BioShock: The Collection Switch review

by on June 15, 2020
Reviewed On
Release Date

May 29, 2020


Now and again, Nintendo’s bundle of joy throws up a surprise that, in all honesty, shouldn’t actually be that shocking. It shouldn’t startle anyone to learn that a thirteen year old game that was on Xbox 360 and PS3 runs well on Switch, but it’s rare you see these kinds of games on the console without some form of concession. Doom looks rough as a badger’s arse, Overwatch has half the frames, and The Outer Worlds has multiple problems, though it’s admittedly a miracle it runs on the hybrid handheld-home console at all. BioShock: The Collection can add to the list on the other side of the spectrum, then, as this is a cracking package that is well worth investing in.

But the BioShock collection had already been remastered for Xbox One, PS4 and, I suppose, PC. Ported by a developer with previous for getting the most out of Switch ports and, indeed, the other collections in XCOM 2 and Borderlands run well, too. What we’ve got here is a very nice looking (though obviously not 4K) set of BioShock games that run smoothly with nary a frame-rate hiccup that I spied in my time across the three games.


First up, the one that started it all.
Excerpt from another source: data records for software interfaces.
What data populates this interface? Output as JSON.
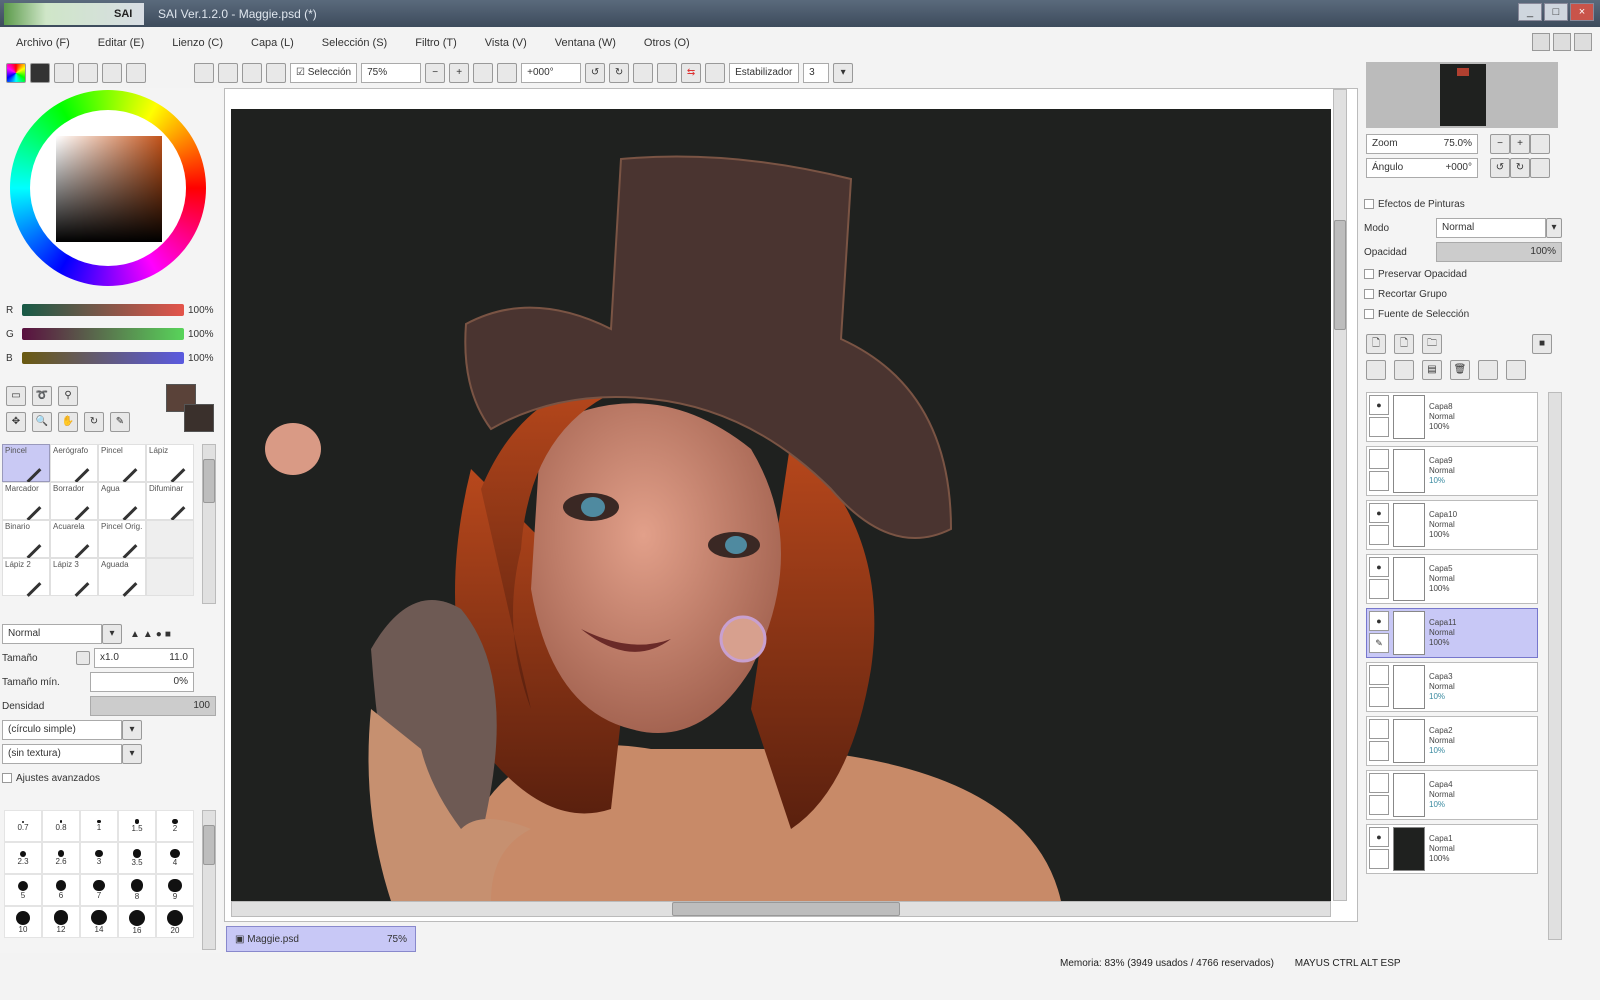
{
  "app": {
    "name": "SAI",
    "title": "SAI Ver.1.2.0 - Maggie.psd (*)"
  },
  "window_buttons": [
    "_",
    "□",
    "×"
  ],
  "menu": [
    "Archivo (F)",
    "Editar (E)",
    "Lienzo (C)",
    "Capa (L)",
    "Selección (S)",
    "Filtro (T)",
    "Vista (V)",
    "Ventana (W)",
    "Otros (O)"
  ],
  "toolbar": {
    "selection_label": "Selección",
    "zoom": "75%",
    "rotation": "+000°",
    "stabilizer_label": "Estabilizador",
    "stabilizer_value": "3"
  },
  "color": {
    "sliders": [
      {
        "label": "R",
        "value": "100%",
        "fill": 0.5
      },
      {
        "label": "G",
        "value": "100%",
        "fill": 0.4
      },
      {
        "label": "B",
        "value": "100%",
        "fill": 0.35
      }
    ],
    "primary": "#5a4239",
    "secondary": "#3a302c"
  },
  "tools": [
    "Pincel",
    "Aerógrafo",
    "Pincel",
    "Lápiz",
    "Marcador",
    "Borrador",
    "Agua",
    "Difuminar",
    "Binario",
    "Acuarela",
    "Pincel Orig.",
    "",
    "Lápiz 2",
    "Lápiz 3",
    "Aguada",
    ""
  ],
  "brush": {
    "mode": "Normal",
    "size_label": "Tamaño",
    "size_value": "x1.0",
    "size_num": "11.0",
    "min_size_label": "Tamaño mín.",
    "min_size_value": "0%",
    "density_label": "Densidad",
    "density_value": "100",
    "shape1": "(círculo simple)",
    "shape2": "(sin textura)",
    "advanced_label": "Ajustes avanzados",
    "dot_sizes": [
      "0.7",
      "0.8",
      "1",
      "1.5",
      "2",
      "2.3",
      "2.6",
      "3",
      "3.5",
      "4",
      "5",
      "6",
      "7",
      "8",
      "9",
      "10",
      "12",
      "14",
      "16",
      "20"
    ]
  },
  "navigator": {
    "zoom_label": "Zoom",
    "zoom_value": "75.0%",
    "angle_label": "Ángulo",
    "angle_value": "+000°"
  },
  "layer_panel": {
    "effects_label": "Efectos de Pinturas",
    "mode_label": "Modo",
    "mode_value": "Normal",
    "opacity_label": "Opacidad",
    "opacity_value": "100%",
    "opacity_fill": 1.0,
    "checks": [
      "Preservar Opacidad",
      "Recortar Grupo",
      "Fuente de Selección"
    ]
  },
  "layers": [
    {
      "name": "Capa8",
      "mode": "Normal",
      "opacity": "100%",
      "visible": true
    },
    {
      "name": "Capa9",
      "mode": "Normal",
      "opacity": "10%",
      "visible": false
    },
    {
      "name": "Capa10",
      "mode": "Normal",
      "opacity": "100%",
      "visible": true
    },
    {
      "name": "Capa5",
      "mode": "Normal",
      "opacity": "100%",
      "visible": true
    },
    {
      "name": "Capa11",
      "mode": "Normal",
      "opacity": "100%",
      "visible": true,
      "selected": true
    },
    {
      "name": "Capa3",
      "mode": "Normal",
      "opacity": "10%",
      "visible": false
    },
    {
      "name": "Capa2",
      "mode": "Normal",
      "opacity": "10%",
      "visible": false
    },
    {
      "name": "Capa4",
      "mode": "Normal",
      "opacity": "10%",
      "visible": false
    },
    {
      "name": "Capa1",
      "mode": "Normal",
      "opacity": "100%",
      "visible": true
    }
  ],
  "document_tab": {
    "name": "Maggie.psd",
    "zoom": "75%"
  },
  "status": {
    "memory": "Memoria: 83% (3949 usados / 4766 reservados)",
    "keys": "MAYUS CTRL ALT ESP"
  }
}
BioShock still has a brilliant opening, full of dark, foreboding moments and one of the best twists following some of the most wonderfully written foreshadowing in games from that era. Like all of the games included in the Collection, there is bonus content galore, including a museum so large and packed with things to explore, you can actually save your game and revisit another time. That said, BioShock has aged, it almost feels like someone was harsh in the editing suite because there’s none of the pomp and circumstance of the most modern games; you just start playing and it’s on. It still ends abruptly, too, and the controls don’t feel right.

The red-headed stepchild of the bunch, BioShock 2 is a far better game than ever given credit for. Yes, it very much felt like BioShock 1.5 at the time, but the excellent Minerva’s Den DLC is included, and although the actually-decent-at-the-time multiplayer has been removed, I’d still say BioShock 2 is worth playing for the story and how it flips some mechanics on their head a bit.
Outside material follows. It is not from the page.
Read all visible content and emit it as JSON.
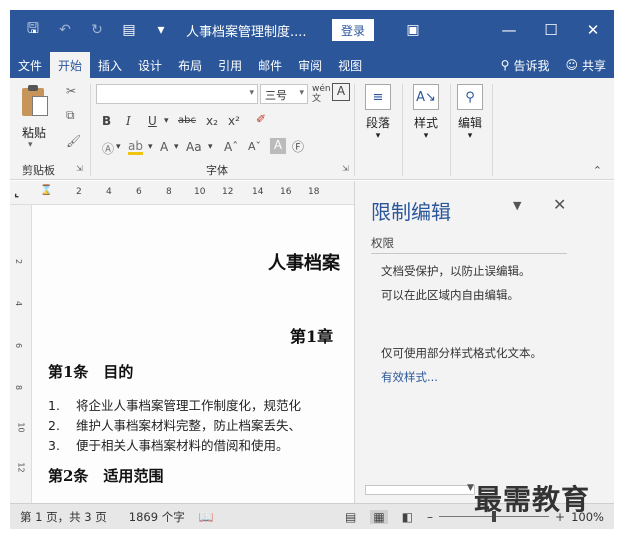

Infinite then, also includes all the DLC (the alright Cash in the Clouds, and the far-better Burial at Sea episodes) and, yes, it’s still the best of the bunch. With a story that feels like it properly bookends nearly ten years of games, it’s the one that feels the most mechanically familiar, as Irrational put the jump button in the right place on the controller. Playing this one again is like seeing an old friend after years apart: the glorious bright visuals; the incredible voice-work, and never forget the music, or how it arguably brought Troy Baker into the fore as a rival for Nolan North in the voice-actor department. Infinite remains one of the best games from the Xbox 360-era, despite what people will tell you years later: just be prepared for an awful lot of religious zealotry.


But really, you’re buying in for one of two reasons: firstly, you have never played BioShock, or haven’t played them all, and love your Switch. In that case, you’re getting three incredible games that will take up a large amount of your console’s storage. The other reason is that you just love the games and want an excuse to revisit them. While I can’t fully endorse playing them in handheld mode where (don’t worry) they look and run just as well, because of the discomfort I get when playing first-person shooters on Joy-Cons, it’s still a marvel just to “have them” sit there on the Switch dashboard in all their glory.

The price isn’t too steep and you’re getting a lot of game here. Time will tell what the next BioShock game will be, but no matter what it is or how it’s received, these three games have stood the test of time thanks to writing that hooks you in, worlds that invite you to explore, and characters that are unforgettable. Are these the best versions of these three games? No, of course not. Are they still worth playing on Switch? There’s always a lighthouse… (Yes. That means yes, but only if you really want to and have the money).


Three great games
All three run well and look great
Loads of bonus content


Massive download sizes
Controls are unfamiliar in some of the games

Editor Rating
Our Score


In Short

Three great games packaged for new and old players that look and run well. Not the best versions, but it's a nice to have BioShock: The Collection on Switch.